**Assignment**
If a line in the entries below holds the string "icon", copy it.

----

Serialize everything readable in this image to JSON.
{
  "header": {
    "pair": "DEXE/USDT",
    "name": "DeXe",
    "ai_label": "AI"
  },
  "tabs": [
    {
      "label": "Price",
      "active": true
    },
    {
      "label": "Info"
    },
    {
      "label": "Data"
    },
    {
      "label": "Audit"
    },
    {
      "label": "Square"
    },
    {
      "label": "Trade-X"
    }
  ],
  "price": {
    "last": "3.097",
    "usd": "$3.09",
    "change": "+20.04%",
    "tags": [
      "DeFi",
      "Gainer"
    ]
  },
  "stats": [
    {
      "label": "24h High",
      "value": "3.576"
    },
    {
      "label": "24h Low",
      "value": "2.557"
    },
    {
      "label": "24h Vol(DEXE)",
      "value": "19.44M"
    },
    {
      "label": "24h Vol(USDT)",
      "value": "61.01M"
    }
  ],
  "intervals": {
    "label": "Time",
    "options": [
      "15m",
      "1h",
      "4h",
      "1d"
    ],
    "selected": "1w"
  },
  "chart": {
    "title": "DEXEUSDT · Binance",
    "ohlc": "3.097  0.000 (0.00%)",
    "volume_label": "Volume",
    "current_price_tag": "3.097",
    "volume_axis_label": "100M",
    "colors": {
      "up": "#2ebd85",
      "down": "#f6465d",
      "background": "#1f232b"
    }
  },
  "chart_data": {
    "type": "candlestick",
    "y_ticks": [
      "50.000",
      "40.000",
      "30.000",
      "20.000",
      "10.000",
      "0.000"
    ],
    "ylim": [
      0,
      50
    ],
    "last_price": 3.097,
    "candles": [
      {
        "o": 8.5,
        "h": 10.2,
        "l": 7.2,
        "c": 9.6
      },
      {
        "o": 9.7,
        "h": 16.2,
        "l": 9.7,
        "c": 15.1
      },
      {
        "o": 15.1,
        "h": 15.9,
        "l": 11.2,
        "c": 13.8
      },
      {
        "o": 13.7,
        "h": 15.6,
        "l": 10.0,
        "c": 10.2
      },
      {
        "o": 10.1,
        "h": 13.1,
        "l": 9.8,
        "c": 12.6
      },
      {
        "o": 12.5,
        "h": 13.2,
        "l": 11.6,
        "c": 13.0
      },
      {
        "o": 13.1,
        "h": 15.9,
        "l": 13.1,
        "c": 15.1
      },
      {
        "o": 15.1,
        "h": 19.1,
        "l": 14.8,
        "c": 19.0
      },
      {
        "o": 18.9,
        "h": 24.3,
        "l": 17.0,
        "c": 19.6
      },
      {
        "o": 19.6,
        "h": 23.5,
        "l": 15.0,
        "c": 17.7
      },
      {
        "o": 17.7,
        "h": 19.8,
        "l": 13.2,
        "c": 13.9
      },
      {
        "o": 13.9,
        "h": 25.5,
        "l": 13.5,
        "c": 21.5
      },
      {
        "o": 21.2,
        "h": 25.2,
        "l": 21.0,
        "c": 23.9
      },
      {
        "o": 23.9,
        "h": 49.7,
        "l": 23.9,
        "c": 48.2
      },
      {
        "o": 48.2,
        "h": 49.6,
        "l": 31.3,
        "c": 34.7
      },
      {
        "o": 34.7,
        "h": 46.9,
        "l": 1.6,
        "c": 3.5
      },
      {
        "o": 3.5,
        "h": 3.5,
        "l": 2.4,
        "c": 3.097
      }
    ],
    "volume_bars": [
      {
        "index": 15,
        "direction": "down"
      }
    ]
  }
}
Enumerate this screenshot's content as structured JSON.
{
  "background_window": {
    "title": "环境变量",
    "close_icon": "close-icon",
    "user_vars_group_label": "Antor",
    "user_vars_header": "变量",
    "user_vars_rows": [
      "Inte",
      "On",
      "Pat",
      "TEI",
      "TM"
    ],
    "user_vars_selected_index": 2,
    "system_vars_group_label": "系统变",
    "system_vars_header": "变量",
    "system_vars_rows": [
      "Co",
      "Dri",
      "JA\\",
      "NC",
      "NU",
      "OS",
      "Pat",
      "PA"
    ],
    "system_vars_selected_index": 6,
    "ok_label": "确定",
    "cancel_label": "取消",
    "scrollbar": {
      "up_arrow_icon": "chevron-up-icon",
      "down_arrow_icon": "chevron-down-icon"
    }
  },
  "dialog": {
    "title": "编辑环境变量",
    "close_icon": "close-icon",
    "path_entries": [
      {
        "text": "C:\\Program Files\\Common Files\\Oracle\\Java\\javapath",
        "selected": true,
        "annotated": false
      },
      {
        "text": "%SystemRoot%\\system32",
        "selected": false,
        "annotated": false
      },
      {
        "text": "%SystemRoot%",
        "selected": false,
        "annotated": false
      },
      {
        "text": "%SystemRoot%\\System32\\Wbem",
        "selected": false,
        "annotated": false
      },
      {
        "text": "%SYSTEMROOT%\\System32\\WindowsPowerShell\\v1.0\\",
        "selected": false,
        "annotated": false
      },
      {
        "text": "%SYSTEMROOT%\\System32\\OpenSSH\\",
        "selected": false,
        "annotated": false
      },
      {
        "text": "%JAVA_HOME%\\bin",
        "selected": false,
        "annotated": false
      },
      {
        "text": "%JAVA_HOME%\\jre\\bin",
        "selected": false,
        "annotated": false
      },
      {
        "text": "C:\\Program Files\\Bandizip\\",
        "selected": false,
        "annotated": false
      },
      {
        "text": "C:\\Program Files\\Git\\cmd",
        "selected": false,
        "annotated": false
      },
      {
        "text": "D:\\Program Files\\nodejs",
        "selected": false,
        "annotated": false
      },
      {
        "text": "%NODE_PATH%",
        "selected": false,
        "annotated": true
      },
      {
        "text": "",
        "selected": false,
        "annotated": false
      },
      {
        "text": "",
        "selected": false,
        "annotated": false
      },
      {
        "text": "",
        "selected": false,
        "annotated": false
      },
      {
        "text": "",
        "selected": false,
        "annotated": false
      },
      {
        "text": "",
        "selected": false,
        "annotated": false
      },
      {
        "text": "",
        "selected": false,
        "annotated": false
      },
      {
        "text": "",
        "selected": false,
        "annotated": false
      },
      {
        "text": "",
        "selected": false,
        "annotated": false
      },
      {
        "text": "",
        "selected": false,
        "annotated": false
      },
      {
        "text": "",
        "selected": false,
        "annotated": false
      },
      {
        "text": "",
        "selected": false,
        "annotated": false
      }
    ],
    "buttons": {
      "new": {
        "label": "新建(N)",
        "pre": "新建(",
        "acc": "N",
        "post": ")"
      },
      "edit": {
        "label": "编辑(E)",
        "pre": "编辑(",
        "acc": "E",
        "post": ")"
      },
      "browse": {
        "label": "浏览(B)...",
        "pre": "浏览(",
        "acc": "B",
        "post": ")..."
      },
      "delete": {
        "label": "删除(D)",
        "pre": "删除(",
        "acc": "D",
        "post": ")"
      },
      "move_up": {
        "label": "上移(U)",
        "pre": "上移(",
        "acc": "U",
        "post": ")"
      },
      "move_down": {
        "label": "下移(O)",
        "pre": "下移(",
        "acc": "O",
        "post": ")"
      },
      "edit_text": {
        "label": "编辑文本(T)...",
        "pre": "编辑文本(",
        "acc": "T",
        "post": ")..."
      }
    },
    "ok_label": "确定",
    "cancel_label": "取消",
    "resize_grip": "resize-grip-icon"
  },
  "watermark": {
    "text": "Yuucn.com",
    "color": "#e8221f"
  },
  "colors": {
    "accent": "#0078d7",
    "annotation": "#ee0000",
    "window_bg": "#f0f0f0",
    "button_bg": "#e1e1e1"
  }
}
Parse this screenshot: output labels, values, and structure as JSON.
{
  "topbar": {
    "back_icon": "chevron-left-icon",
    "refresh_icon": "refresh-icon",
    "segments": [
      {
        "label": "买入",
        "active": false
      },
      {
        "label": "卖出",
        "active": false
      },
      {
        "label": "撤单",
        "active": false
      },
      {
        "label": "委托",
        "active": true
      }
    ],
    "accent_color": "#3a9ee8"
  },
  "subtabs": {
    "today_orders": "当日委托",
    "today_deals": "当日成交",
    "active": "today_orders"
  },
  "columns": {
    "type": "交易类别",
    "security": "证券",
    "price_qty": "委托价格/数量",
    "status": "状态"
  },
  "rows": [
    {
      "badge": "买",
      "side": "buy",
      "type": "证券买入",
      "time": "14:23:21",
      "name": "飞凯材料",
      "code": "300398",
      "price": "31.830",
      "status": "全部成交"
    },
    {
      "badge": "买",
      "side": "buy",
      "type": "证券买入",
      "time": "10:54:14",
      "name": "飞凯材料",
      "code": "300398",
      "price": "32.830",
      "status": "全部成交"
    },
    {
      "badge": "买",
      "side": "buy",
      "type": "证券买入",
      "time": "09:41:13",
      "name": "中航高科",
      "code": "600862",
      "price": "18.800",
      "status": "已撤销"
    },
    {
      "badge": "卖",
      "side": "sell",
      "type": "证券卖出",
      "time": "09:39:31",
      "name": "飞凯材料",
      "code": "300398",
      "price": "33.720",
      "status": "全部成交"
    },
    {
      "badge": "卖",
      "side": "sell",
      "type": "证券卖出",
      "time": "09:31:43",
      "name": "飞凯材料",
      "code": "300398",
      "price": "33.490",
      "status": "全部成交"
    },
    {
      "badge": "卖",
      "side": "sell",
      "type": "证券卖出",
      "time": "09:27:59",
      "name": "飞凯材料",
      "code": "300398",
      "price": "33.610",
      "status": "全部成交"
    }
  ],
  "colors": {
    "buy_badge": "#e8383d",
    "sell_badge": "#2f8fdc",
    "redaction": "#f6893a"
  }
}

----

**Solved exercise**
    "close_icon": "close-icon",
      "up_arrow_icon": "chevron-up-icon",
      "down_arrow_icon": "chevron-down-icon"
    "close_icon": "close-icon",
    "resize_grip": "resize-grip-icon"
    "back_icon": "chevron-left-icon",
    "refresh_icon": "refresh-icon",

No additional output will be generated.